* _What the task asks_: Across all the entries below, how many lines mention the string "desc"? Respond with a single number.

▼

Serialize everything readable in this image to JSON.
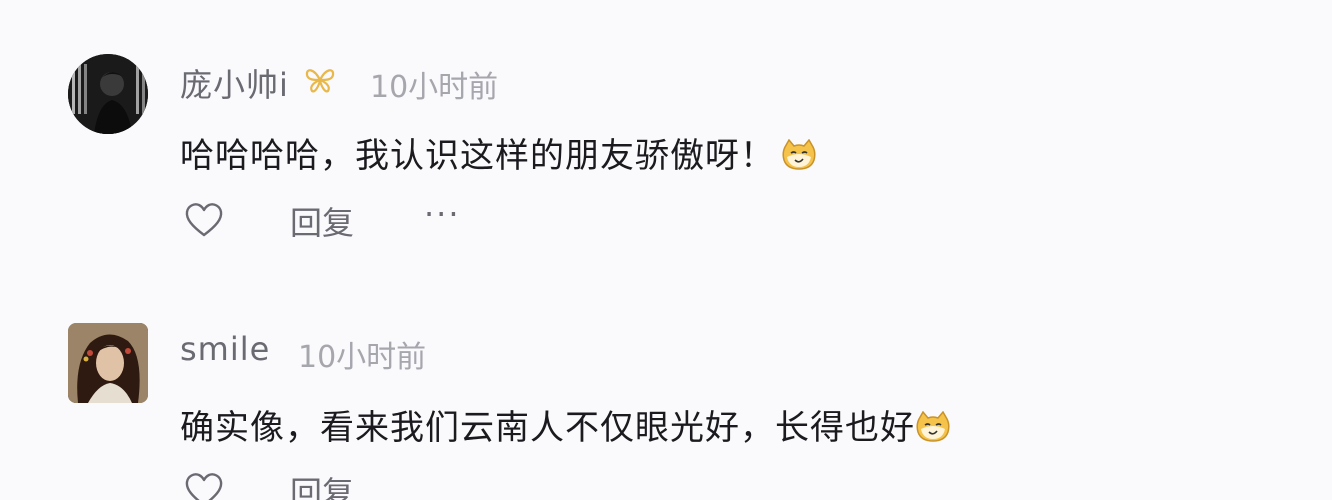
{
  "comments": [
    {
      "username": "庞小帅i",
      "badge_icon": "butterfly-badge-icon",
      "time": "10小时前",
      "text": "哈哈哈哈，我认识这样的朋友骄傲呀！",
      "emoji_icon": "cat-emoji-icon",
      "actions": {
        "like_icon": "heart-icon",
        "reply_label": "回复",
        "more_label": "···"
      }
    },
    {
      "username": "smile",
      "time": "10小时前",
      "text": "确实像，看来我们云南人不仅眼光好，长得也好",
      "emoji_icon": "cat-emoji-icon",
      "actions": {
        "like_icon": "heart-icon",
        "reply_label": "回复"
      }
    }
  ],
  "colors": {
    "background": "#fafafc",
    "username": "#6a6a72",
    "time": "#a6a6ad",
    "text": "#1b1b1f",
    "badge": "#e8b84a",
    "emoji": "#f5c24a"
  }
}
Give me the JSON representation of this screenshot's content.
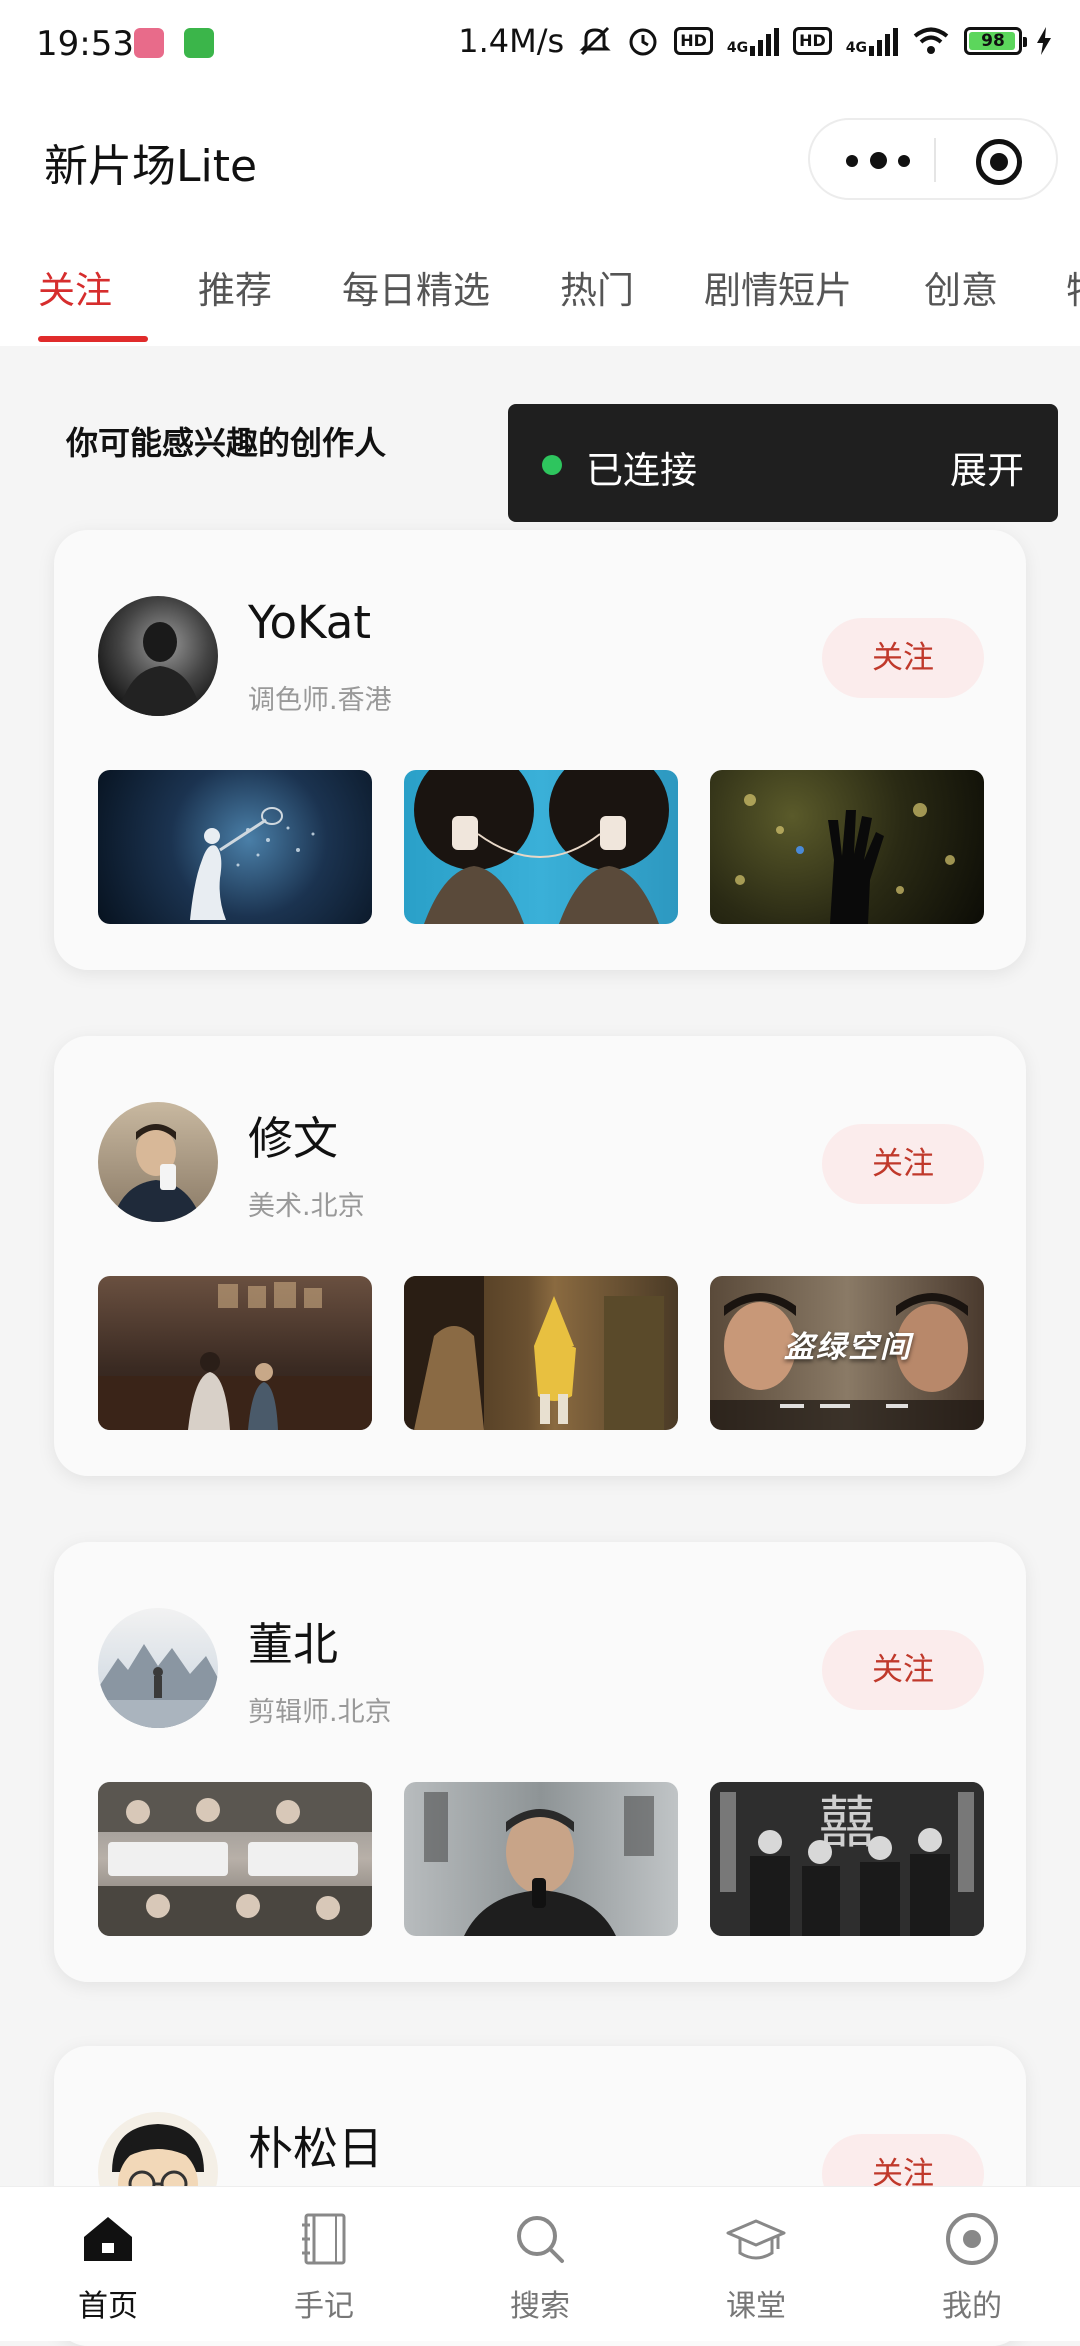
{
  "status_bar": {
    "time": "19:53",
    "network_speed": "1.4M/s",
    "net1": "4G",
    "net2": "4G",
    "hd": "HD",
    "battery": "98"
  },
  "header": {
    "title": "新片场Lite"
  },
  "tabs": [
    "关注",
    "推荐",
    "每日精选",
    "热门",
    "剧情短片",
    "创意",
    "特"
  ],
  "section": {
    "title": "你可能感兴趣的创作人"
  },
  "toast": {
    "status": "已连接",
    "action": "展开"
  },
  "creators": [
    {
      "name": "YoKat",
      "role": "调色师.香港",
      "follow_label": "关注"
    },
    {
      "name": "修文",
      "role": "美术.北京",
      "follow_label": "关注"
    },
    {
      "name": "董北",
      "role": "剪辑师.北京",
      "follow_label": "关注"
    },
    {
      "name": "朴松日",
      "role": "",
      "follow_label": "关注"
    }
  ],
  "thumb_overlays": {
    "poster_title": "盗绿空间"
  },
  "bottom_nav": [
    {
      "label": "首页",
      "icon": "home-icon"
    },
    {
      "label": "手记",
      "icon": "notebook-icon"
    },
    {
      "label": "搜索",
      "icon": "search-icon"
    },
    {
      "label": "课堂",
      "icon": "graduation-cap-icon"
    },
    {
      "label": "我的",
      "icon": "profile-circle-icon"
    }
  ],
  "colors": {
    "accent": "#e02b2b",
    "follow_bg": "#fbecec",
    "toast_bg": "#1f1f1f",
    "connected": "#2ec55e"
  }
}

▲
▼

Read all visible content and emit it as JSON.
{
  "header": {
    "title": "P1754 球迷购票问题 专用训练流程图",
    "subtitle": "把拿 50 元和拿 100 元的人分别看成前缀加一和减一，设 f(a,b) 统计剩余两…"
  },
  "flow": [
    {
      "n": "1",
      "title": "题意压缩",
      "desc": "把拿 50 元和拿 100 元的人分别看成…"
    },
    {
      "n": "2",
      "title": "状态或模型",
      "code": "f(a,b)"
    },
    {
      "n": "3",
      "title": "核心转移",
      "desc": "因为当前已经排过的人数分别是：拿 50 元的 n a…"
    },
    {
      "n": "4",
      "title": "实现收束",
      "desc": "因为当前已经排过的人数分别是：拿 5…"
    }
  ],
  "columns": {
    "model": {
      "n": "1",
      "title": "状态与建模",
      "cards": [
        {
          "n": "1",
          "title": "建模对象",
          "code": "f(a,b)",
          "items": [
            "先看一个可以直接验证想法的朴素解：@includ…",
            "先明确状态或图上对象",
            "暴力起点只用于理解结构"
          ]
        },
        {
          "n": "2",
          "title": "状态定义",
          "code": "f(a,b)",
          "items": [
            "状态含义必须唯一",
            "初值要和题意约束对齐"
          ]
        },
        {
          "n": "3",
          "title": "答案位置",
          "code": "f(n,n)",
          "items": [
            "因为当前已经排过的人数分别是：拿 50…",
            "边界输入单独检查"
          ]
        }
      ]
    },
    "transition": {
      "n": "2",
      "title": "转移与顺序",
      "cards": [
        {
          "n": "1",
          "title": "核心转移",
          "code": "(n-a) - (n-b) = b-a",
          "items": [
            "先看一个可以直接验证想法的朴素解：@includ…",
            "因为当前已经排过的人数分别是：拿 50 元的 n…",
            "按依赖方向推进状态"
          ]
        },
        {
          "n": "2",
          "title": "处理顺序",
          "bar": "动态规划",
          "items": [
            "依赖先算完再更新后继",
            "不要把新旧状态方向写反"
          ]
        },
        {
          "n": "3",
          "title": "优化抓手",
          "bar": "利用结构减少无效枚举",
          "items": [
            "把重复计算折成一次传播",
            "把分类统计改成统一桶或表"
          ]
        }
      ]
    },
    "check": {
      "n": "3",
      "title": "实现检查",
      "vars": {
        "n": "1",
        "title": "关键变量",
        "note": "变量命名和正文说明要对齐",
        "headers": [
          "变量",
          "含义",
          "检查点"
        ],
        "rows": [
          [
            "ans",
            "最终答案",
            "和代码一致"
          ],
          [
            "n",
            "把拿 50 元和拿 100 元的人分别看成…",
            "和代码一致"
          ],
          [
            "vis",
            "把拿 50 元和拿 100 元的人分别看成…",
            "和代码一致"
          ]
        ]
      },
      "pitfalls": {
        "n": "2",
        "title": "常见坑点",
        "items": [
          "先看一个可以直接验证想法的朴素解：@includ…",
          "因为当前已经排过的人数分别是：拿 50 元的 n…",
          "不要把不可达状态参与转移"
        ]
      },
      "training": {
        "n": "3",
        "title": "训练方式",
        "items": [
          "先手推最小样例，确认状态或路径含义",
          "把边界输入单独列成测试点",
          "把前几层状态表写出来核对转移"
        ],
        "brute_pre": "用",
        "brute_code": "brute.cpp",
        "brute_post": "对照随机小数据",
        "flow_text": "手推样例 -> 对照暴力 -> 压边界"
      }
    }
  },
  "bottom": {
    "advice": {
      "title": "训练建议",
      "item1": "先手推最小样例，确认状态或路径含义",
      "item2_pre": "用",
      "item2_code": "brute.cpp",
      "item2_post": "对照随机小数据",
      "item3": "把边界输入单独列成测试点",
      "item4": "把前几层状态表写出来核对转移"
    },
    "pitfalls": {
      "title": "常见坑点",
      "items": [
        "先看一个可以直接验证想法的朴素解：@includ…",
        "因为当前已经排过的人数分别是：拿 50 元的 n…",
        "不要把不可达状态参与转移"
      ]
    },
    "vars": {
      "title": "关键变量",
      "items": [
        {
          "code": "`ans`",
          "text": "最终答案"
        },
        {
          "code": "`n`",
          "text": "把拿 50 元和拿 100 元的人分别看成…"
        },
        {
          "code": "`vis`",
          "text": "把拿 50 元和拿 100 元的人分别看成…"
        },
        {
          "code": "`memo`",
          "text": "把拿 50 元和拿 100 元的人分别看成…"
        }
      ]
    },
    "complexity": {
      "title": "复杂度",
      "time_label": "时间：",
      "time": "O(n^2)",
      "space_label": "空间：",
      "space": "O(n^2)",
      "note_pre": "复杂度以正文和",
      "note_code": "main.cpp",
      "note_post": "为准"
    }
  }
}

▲
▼

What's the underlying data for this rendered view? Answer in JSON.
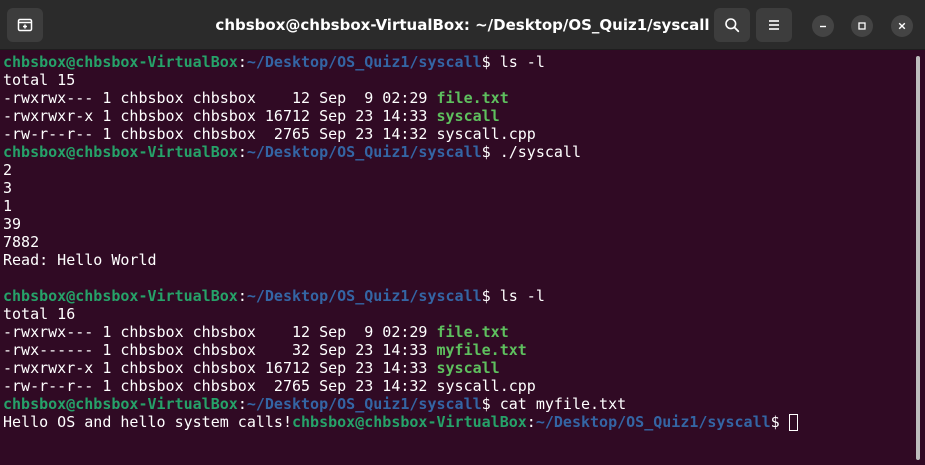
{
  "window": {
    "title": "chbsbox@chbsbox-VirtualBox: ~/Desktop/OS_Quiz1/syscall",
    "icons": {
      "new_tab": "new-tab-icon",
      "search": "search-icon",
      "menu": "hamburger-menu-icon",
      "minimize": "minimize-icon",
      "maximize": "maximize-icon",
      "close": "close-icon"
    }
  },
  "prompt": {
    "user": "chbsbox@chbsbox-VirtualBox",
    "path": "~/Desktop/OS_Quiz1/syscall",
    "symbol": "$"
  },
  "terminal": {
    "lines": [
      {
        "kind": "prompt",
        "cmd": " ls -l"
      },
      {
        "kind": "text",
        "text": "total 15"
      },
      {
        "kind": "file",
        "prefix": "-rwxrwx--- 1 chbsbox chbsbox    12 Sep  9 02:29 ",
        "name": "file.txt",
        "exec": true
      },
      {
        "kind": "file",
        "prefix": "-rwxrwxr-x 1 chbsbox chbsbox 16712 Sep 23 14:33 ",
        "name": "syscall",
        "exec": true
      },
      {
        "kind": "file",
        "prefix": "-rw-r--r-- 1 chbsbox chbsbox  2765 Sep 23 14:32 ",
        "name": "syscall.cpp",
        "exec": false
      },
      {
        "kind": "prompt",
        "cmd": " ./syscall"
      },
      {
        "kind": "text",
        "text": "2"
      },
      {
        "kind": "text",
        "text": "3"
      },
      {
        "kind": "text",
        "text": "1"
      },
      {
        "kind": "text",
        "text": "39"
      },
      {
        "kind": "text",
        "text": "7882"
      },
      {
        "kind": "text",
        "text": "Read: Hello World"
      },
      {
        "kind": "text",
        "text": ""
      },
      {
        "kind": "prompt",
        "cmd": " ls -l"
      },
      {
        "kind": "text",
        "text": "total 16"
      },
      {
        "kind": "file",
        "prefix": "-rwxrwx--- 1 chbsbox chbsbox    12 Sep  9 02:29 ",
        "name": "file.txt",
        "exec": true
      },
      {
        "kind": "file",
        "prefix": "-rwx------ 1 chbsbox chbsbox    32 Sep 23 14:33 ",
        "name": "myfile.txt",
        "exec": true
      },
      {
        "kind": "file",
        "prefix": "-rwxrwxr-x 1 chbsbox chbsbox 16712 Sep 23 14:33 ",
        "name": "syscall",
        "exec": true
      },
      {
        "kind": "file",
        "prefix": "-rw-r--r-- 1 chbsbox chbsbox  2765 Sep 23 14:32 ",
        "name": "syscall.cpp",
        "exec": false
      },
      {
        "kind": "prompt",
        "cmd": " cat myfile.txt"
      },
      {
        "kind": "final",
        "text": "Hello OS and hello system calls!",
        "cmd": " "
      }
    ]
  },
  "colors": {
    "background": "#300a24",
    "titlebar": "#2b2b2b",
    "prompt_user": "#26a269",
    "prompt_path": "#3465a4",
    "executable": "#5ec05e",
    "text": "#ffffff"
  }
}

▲

* _Output for this exercise_: 3